TO DO:
Filter out every line below that lacks "align", and copy the rest.

EXERCISE INPUTS:
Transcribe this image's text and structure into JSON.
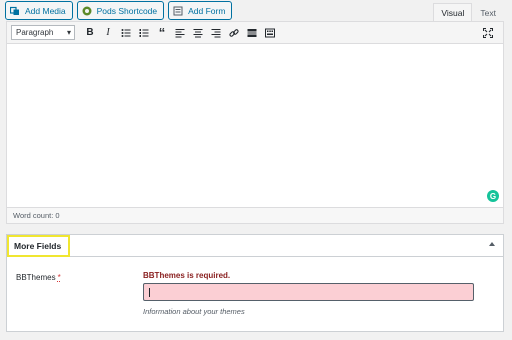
{
  "media_buttons": {
    "add_media": "Add Media",
    "pods_shortcode": "Pods Shortcode",
    "add_form": "Add Form"
  },
  "editor_tabs": {
    "visual": "Visual",
    "text": "Text",
    "active": "visual"
  },
  "toolbar": {
    "format_select": "Paragraph",
    "buttons": [
      "bold-icon",
      "italic-icon",
      "bullet-list-icon",
      "numbered-list-icon",
      "blockquote-icon",
      "align-left-icon",
      "align-center-icon",
      "align-right-icon",
      "link-icon",
      "read-more-icon",
      "toolbar-toggle-icon"
    ],
    "expand_icon": "fullscreen-icon"
  },
  "status_bar": {
    "word_count": "Word count: 0"
  },
  "metabox": {
    "title": "More Fields",
    "field": {
      "label": "BBThemes",
      "required_marker": "*",
      "error": "BBThemes is required.",
      "value": "",
      "help": "Information about your themes"
    }
  },
  "colors": {
    "accent": "#0071a1",
    "error_text": "#8a2020",
    "error_bg": "#fbcfd4",
    "highlight": "#f0e630",
    "grammarly": "#15c39a"
  }
}
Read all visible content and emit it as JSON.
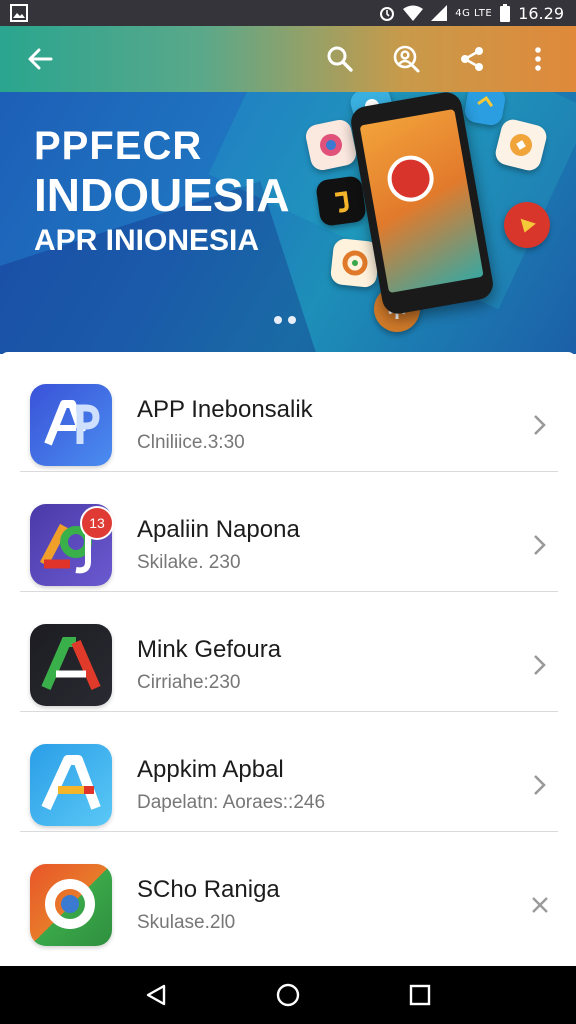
{
  "status_bar": {
    "carrier_text": "4G LTE",
    "time": "16.29"
  },
  "toolbar": {
    "back_icon": "arrow-left-icon",
    "search_icon": "search-icon",
    "account_icon": "account-search-icon",
    "share_icon": "share-icon",
    "more_icon": "more-vert-icon"
  },
  "banner": {
    "line1": "PPFECR",
    "line2": "INDOUESIA",
    "line3": "APR INIONESIA",
    "page_count": 2
  },
  "apps": [
    {
      "name": "APP Inebonsalik",
      "subtitle": "Clniliice.3:30",
      "icon_letter": "AP",
      "colors": [
        "#3a52d8",
        "#4a8df0"
      ]
    },
    {
      "name": "Apaliin Napona",
      "subtitle": "Skilake. 230",
      "icon_letter": "g",
      "badge": "13",
      "colors": [
        "#4a3aa8",
        "#6a5ad0"
      ]
    },
    {
      "name": "Mink Gefoura",
      "subtitle": "Cirriahe:230",
      "icon_letter": "A",
      "colors": [
        "#1c1c22",
        "#2a2a32"
      ]
    },
    {
      "name": "Appkim Apbal",
      "subtitle": "Dapelatn: Aoraes::246",
      "icon_letter": "A",
      "colors": [
        "#2a9ee8",
        "#5ac8f5"
      ]
    },
    {
      "name": "SCho Raniga",
      "subtitle": "Skulase.2l0",
      "icon_letter": "C",
      "colors": [
        "#e8552a",
        "#3aa84a"
      ]
    }
  ],
  "nav": {
    "back_icon": "nav-back-icon",
    "home_icon": "nav-home-icon",
    "recents_icon": "nav-recents-icon"
  }
}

REPLY TO THE TASK:
      "align-left-icon",
      "align-center-icon",
      "align-right-icon",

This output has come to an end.